October 09, 2003
A reader asks about squalene - a chemical in olive oil. He is an herbalist who is trying to make products for the treatment of psoriasis. He has heard that squalene can reduce the inflammation of psoriasis and that the two main sources of squalene are shark oil and olive oil. The shark product can smell of shark so he is interested in a source of squalene derived from olive oil.
Isn't olive oil an amazing product that it can incidentally contain a product which can treat a terrible human skin condition? Actually it isn't such an accident, it is an artifact of the age old war between plants and animals. Trees have very large genomes and are capable of cranking out thousands of different chemicals, far more than a human. Trees became chemical factories throughout evolution to protect themselves from herbivorous animals, fungi and bacteria. It has been estimated that up to 40% of the dry weight of most plants is toxic chemicals created to deter herbivores. After all, these tress can't exactly run away from their tormentors.
Olive trees create squalene, which is a precursor of other sterols, and many other sterol type chemicals. In animals these chemicals are hormones which signal sexual differentiation, pupation, and other developmental stages. In the biological warfare between plants and animals, toxins are not as effective as hormones which prevent normal insect development. After all, an insect can evolve a new enzyme to break down a toxin but it would be difficult for it to break down or ignore its own sex or developmental hormone and get to the next stage of its life cycle.
In humans, the sterols include the "cortisone" type substances, many of which have anti-inflammatory actions. Psoriasis is an auto-immune disease. The body gets confused and attacks certain body structures, thinking they are foe instead of friend. Anti-inflammatory medications are a mainstay of treatment. They can be given orally or spread on the skin.
But does squalene really help psoriasis? While thousands of websites and nutraceutical vendors claim that a variety of fats and oils will "promote skin health", I was unable to find any hard evidence in the form of double blinded scientific studies which can prove or disprove this treatment. An excellent website which helps sort through the medical misinformation found on the web is http://www.cochrane.org. "It is an international organization that aims to help people make well informed decisions about health care by preparing, maintaining and ensuring the accessibility of systematic reviews of the effects of health care interventions."
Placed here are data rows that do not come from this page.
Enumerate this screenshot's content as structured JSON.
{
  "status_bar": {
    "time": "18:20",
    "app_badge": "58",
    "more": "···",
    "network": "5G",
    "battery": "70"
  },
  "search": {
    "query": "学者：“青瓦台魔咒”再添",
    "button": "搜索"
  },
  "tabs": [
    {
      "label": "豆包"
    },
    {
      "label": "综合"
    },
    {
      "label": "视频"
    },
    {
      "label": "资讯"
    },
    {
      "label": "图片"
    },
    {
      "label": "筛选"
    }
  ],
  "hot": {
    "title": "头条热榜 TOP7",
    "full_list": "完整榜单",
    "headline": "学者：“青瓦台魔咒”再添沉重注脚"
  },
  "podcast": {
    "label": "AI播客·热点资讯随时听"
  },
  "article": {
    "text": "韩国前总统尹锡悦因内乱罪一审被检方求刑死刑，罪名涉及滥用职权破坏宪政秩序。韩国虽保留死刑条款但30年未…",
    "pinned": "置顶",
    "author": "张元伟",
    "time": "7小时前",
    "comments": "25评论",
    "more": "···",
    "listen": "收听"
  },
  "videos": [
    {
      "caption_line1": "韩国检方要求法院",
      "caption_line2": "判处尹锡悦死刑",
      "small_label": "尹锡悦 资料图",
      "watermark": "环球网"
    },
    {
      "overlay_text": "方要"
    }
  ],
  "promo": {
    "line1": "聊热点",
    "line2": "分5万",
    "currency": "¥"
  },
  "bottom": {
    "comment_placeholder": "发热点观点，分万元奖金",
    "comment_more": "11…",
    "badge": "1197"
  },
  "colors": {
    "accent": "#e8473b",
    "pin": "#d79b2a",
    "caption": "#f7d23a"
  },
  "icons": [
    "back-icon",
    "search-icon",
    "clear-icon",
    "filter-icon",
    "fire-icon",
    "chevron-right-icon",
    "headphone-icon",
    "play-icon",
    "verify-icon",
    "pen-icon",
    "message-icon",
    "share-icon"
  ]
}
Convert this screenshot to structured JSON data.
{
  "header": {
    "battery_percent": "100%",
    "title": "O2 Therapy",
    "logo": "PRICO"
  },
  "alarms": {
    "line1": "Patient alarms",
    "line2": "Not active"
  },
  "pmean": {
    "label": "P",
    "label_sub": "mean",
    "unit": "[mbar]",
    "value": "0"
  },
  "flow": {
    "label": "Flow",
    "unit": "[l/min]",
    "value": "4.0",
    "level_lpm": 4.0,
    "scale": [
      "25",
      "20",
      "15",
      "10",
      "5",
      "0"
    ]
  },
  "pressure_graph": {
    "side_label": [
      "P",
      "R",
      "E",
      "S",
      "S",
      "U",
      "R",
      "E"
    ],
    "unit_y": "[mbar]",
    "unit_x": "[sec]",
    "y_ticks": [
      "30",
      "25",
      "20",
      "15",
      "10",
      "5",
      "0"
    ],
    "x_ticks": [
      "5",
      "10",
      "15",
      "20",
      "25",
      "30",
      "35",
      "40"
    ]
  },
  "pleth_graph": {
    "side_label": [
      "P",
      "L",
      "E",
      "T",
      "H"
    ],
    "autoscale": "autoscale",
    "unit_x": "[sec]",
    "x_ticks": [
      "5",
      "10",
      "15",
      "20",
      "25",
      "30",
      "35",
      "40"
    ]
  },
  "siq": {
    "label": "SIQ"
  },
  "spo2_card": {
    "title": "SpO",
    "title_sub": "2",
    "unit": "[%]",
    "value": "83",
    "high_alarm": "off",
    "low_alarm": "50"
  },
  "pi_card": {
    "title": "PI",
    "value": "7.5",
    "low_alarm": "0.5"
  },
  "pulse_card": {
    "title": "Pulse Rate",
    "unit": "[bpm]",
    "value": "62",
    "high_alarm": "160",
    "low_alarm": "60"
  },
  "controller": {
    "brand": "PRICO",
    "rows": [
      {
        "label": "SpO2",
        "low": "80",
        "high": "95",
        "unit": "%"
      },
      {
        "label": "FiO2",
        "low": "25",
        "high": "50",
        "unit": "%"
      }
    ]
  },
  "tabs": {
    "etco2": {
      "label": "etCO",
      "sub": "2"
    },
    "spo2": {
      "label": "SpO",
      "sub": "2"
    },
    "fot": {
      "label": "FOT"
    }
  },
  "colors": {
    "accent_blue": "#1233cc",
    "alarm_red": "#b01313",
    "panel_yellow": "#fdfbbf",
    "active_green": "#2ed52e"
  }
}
Olive Oil contains the largest percentage of squalene among the common vegetable oils. For instance, olive oil has 136-708 mg/100g of squalene compared to 19-36 for corn oil (Gutfinger and Letan). Squalene would be found in fresh extra virgin olive oil. Olive oil which is rancid or has unacceptable flavors is deodorized using distillation. The resultant oil is called "Pure" or "Refined" olive oil. Squalene is removed during the refining process and is concentrated in the distillate. According to Bondioli et al, squalene can be recovered in yields of up to 90% from the distillate using a supercritical carbon dioxide process. The squalene is sold to the cosmetics industry as an emollient or moisturizer and to the nutraceutical industry.
In Europe and North Africa, a good portion of the olive oil ends up getting refined. They have large chemical facilities to handle this so there is a squalene industry there. Here in California, most of the oil made is sold as extra virgin and we don't really have a large refining capacity, so I don't know that the reader will find squalene being made here. Its not that we're throwing it away, we just don't remove it from the olive oil in the first place.
Bondioli, P. Squalene recovery from olive oil deodorizer distillates, J. Am. Oil Chem. Soc 70:763 (1993) Gutfinger and Letan. Studies of unsaponifiables in several vegetable oils. Lipids magazine 9:658 (1974)
Gutfinger and Letan. Studies of unsaponifiables in several vegetable oils. Lipids magazine 9:658 (1974).